*** The input Section Begins ***
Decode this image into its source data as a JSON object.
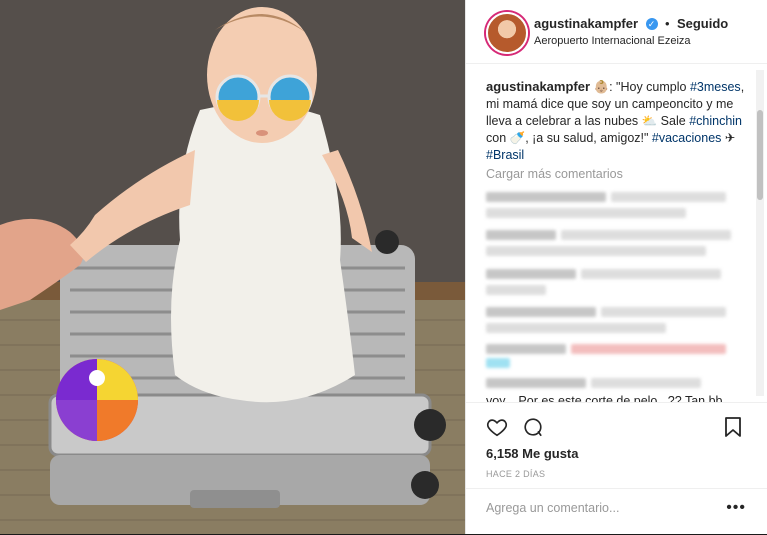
{
  "header": {
    "username": "agustinakampfer",
    "separator": "•",
    "follow_status": "Seguido",
    "location": "Aeropuerto Internacional Ezeiza"
  },
  "caption": {
    "username": "agustinakampfer",
    "part1": "👶🏼: \"Hoy cumplo ",
    "tag1": "#3meses",
    "part2": ", mi mamá dice que soy un campeoncito y me lleva a celebrar a las nubes ⛅ Sale ",
    "tag2": "#chinchin",
    "part3": " con 🍼, ¡a su salud, amigoz!\" ",
    "tag3": "#vacaciones",
    "part4": " ✈ ",
    "tag4": "#Brasil"
  },
  "comments": {
    "load_more": "Cargar más comentarios",
    "partial_text": "voy... Por es este corte de pelo...?? Tan bb"
  },
  "actions": {
    "likes": "6,158 Me gusta",
    "timestamp": "HACE 2 DÍAS",
    "comment_placeholder": "Agrega un comentario...",
    "more": "•••"
  },
  "icons": {
    "verified": "verified-badge-icon",
    "like": "heart-icon",
    "comment": "comment-bubble-icon",
    "save": "bookmark-icon",
    "more": "more-options-icon"
  },
  "colors": {
    "link": "#003569",
    "verified": "#3897f0",
    "muted": "#999999",
    "text": "#262626"
  }
}
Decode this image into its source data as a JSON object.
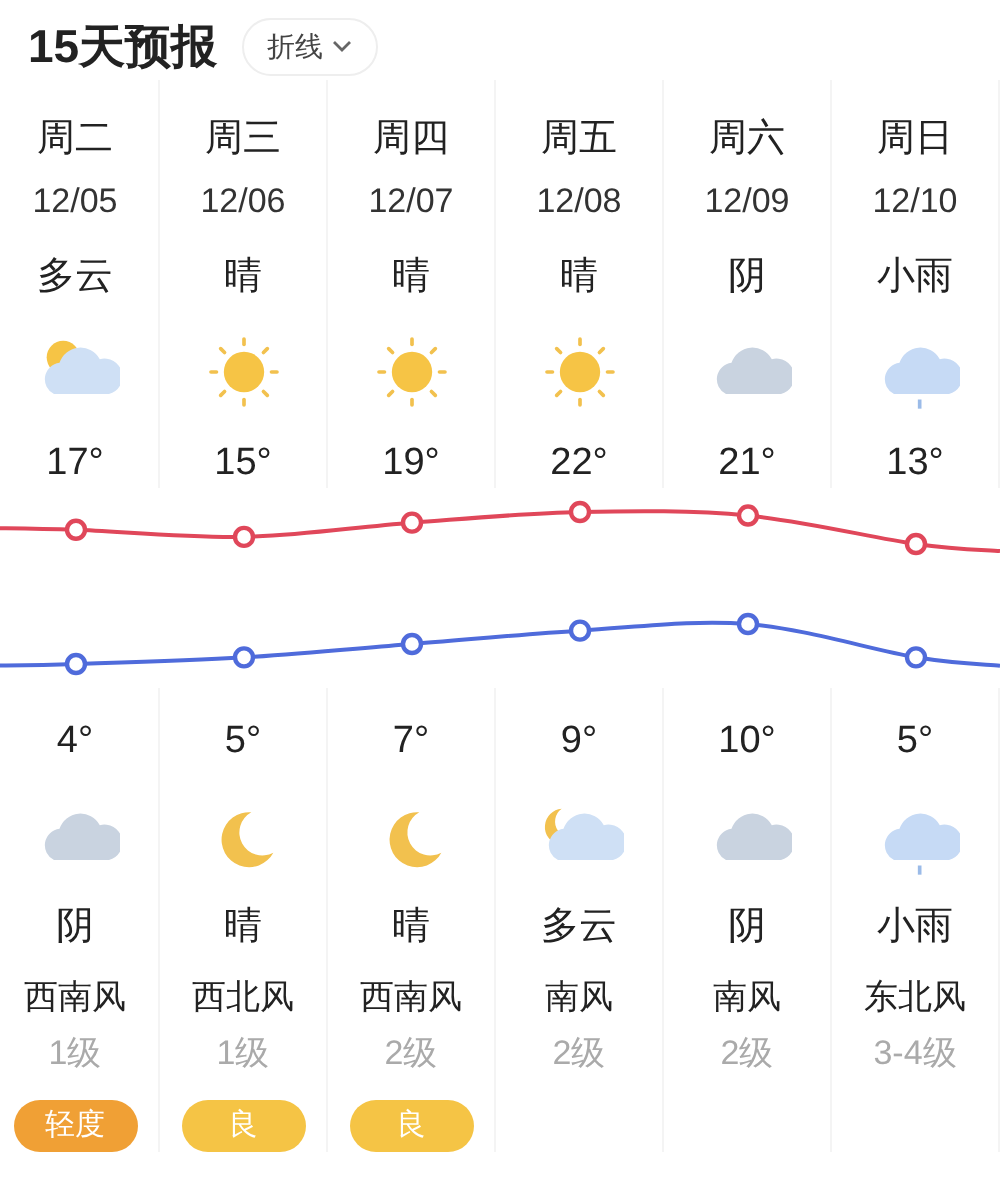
{
  "header": {
    "title": "15天预报",
    "view_dropdown": {
      "label": "折线"
    }
  },
  "days": [
    {
      "weekday": "周二",
      "date": "12/05",
      "day_condition": "多云",
      "day_icon": {
        "kind": "partly_cloudy"
      },
      "high": "17°",
      "low": "4°",
      "night_icon": {
        "kind": "cloudy"
      },
      "night_condition": "阴",
      "wind": "西南风",
      "wind_level": "1级",
      "aqi": {
        "label": "轻度",
        "color": "#f0a035"
      }
    },
    {
      "weekday": "周三",
      "date": "12/06",
      "day_condition": "晴",
      "day_icon": {
        "kind": "sunny"
      },
      "high": "15°",
      "low": "5°",
      "night_icon": {
        "kind": "moon"
      },
      "night_condition": "晴",
      "wind": "西北风",
      "wind_level": "1级",
      "aqi": {
        "label": "良",
        "color": "#f5c445"
      }
    },
    {
      "weekday": "周四",
      "date": "12/07",
      "day_condition": "晴",
      "day_icon": {
        "kind": "sunny"
      },
      "high": "19°",
      "low": "7°",
      "night_icon": {
        "kind": "moon"
      },
      "night_condition": "晴",
      "wind": "西南风",
      "wind_level": "2级",
      "aqi": {
        "label": "良",
        "color": "#f5c445"
      }
    },
    {
      "weekday": "周五",
      "date": "12/08",
      "day_condition": "晴",
      "day_icon": {
        "kind": "sunny"
      },
      "high": "22°",
      "low": "9°",
      "night_icon": {
        "kind": "moon_cloud"
      },
      "night_condition": "多云",
      "wind": "南风",
      "wind_level": "2级"
    },
    {
      "weekday": "周六",
      "date": "12/09",
      "day_condition": "阴",
      "day_icon": {
        "kind": "cloudy"
      },
      "high": "21°",
      "low": "10°",
      "night_icon": {
        "kind": "cloudy"
      },
      "night_condition": "阴",
      "wind": "南风",
      "wind_level": "2级"
    },
    {
      "weekday": "周日",
      "date": "12/10",
      "day_condition": "小雨",
      "day_icon": {
        "kind": "rain"
      },
      "high": "13°",
      "low": "5°",
      "night_icon": {
        "kind": "rain"
      },
      "night_condition": "小雨",
      "wind": "东北风",
      "wind_level": "3-4级"
    }
  ]
}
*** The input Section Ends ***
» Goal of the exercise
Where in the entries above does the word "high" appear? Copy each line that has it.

» Output below
      "high": "17°",
      "high": "15°",
      "high": "19°",
      "high": "22°",
      "high": "21°",
      "high": "13°",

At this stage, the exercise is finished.